Electricity generation (weight: 19.85 per cent) increased by 2.1 per cent in October, 2017 over October, 2016. Its cumulative index increased by 5.2 per cent during April to October, 2017-18 over the corresponding period of previous year.

 

2 . India’s Q2 2017-18 GDP growth rate at 6.3%

India’s economic growth made an impressive comeback in the second quarter of the fiscal year 2017-2018 at 6.3% after hitting a three-year low of 5.7% in the previous quarter.

The economic activities that registered a growth of over 6% in the Q2 of 2017-18 against the Q2 of 2016-17 are manufacturing, electricity, gas, water supply & other utility services, and trade, hotels, transport & communication and services related to broadcasting.

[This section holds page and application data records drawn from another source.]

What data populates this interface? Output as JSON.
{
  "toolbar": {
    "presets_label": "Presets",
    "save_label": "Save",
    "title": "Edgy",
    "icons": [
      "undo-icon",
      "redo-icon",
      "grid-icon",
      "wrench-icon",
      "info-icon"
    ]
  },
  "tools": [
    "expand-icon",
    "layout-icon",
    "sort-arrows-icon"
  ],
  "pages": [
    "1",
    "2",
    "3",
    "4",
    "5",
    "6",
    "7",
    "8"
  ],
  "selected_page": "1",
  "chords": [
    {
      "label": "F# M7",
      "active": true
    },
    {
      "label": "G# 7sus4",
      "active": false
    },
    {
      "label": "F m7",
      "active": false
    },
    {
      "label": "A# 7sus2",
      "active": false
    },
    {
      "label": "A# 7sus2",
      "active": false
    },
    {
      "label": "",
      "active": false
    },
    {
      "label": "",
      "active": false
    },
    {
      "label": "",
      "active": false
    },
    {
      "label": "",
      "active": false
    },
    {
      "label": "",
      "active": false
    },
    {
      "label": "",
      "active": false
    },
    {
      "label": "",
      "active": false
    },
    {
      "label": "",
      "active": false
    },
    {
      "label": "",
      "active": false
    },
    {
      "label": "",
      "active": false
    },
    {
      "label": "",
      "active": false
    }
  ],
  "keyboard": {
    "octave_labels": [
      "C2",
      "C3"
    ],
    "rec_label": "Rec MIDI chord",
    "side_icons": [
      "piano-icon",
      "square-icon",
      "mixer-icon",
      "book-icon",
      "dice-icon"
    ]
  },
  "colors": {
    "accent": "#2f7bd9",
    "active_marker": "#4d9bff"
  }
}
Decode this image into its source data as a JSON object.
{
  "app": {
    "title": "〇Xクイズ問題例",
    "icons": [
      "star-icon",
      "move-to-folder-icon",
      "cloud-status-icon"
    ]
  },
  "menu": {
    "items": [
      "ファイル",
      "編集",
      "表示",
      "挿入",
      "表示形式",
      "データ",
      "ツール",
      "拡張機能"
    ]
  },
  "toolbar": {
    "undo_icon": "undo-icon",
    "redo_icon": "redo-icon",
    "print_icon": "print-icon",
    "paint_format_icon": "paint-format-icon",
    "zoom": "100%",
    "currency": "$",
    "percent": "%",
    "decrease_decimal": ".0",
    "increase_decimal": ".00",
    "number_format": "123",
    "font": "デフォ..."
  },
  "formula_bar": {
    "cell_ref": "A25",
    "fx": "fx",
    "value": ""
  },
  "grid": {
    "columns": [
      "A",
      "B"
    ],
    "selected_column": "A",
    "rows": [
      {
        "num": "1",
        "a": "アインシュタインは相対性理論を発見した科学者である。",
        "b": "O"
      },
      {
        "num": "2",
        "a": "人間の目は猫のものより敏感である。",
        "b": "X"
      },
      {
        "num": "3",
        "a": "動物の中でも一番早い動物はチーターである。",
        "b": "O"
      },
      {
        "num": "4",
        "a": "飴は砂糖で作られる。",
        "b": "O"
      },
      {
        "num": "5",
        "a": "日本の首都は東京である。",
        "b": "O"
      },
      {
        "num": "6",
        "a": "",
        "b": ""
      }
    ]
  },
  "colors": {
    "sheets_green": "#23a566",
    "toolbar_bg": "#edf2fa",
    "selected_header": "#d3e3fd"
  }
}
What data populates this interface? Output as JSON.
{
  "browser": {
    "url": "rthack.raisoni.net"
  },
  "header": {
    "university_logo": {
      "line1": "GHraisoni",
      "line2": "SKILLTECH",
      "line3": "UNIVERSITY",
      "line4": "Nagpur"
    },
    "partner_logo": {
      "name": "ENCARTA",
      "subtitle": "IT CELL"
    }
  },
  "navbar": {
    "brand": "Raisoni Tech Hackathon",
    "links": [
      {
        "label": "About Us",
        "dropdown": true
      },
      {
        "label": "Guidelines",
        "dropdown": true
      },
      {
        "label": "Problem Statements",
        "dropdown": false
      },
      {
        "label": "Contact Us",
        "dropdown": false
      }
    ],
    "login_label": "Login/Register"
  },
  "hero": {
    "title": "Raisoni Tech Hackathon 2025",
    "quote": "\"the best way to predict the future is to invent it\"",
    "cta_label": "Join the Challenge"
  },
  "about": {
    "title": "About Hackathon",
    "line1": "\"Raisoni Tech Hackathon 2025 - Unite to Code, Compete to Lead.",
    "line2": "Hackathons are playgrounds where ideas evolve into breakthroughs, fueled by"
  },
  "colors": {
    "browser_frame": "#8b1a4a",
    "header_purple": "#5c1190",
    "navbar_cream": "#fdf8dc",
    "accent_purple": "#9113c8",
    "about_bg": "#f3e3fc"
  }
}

In the July-September period of the current fiscal, two factors played an important role: The GST and the festive season.

Goods and Services Tax:

The second quarter GDP data recorded the impact of the GST on the economy for the first time since its implementation. In the previous quarter, massive destocking happened, which led the economic growth to a three-year low. But after the implementation of the GST, restocking began to take place, with a positive impact on the GDP.

The Festive Season:

The festive season seems to have cushioned country’s growth against the slowdown. Since mid-year, sales of two-wheel and commercial vehicles, oil consumption, cargo traffic and rail freight have all increased. Sales of cars, refrigerators and televisions also surged more than 15% ahead of Dussehra and Navratri. Auto sales also reported an increase of 10% due to the festive season. The sales also surged ahead of the imposition of additional GST cess on luxury cars.

 

3 . India’s fiscal deficit widens

The Centre’s fiscal deficit during the first seven months (April-October) of the current fiscal was Rs 5.25 lakh crore, or 96.1% of the budgeted target for the current fiscal year that ends in March 2018, higher than Rs 4.99 lakh crore till the previous month.

The country’s fiscal deficit for the April-October period is just a little shy of Rs 5.47 lakh crore that the government has budgeted for the entire year.

The deficit was 79.3% of the full-year target during the same period a year ago.

The net tax receipts in the first seven months the fiscal year were Rs 6.34 lakh crore, government data showed on Thursday. The government aims to restrict the deficit to 3.2% of GDP in the current fiscal as against 3.5% in 2016-17. In absolute terms, 3.2% deficit for the current fiscal works out to nearly Rs 5.47 crore.

What is ‘Fiscal Deficit’?

A fiscal deficit occurs when a government’s total expenditures exceed the revenue that it generates, excluding money from borrowings. Deficit differs from debt, which is an accumulation of yearly deficits.

A fiscal deficit is regarded by some as a positive economic event. For example, economist John Maynard Keynes believed that deficits help countries climb out of economic recession. On the other hand, fiscal conservatives feel that governments should avoid deficits in favor of a balanced budget policy.

 

4 . CPEC in dock after Pakistan, Nepal withdraw from dam projects in China

  • Recently Pakistan and Nepal have withdrawnl from two dam-building deals functional in China, citing measures Beijing might have to adopt in order to ensure equitable terms and distribution of benefits among those that need the investment.
  • The Pakistani withdrawal took on an added significance because it was included in the China-Pakistan Economic Corridor (CPEC).
  • The withdrawals and questioning called into question Beijing’s economics-centred approach to geopolitics based on the long-standing win-win principle of the Chinese policy – the notion that all parties benefit from their investment and largesse – especially in the face of China wanting to secure economic dominance in Eurasia.
  • Pakistan has  said that Chinese conditions for financing the Diamer-Bhasha Dam were not doable and were against their interests. China and Pakistan were also at odds over ownership of the hydropower project on the Indus River.
  • Nepal scrapped a $2.5 billion deal with China’s Gezhouba Group to build a hydroelectric project on the Budhi Gandaki River in the west of the country two days before the Pakistani decision.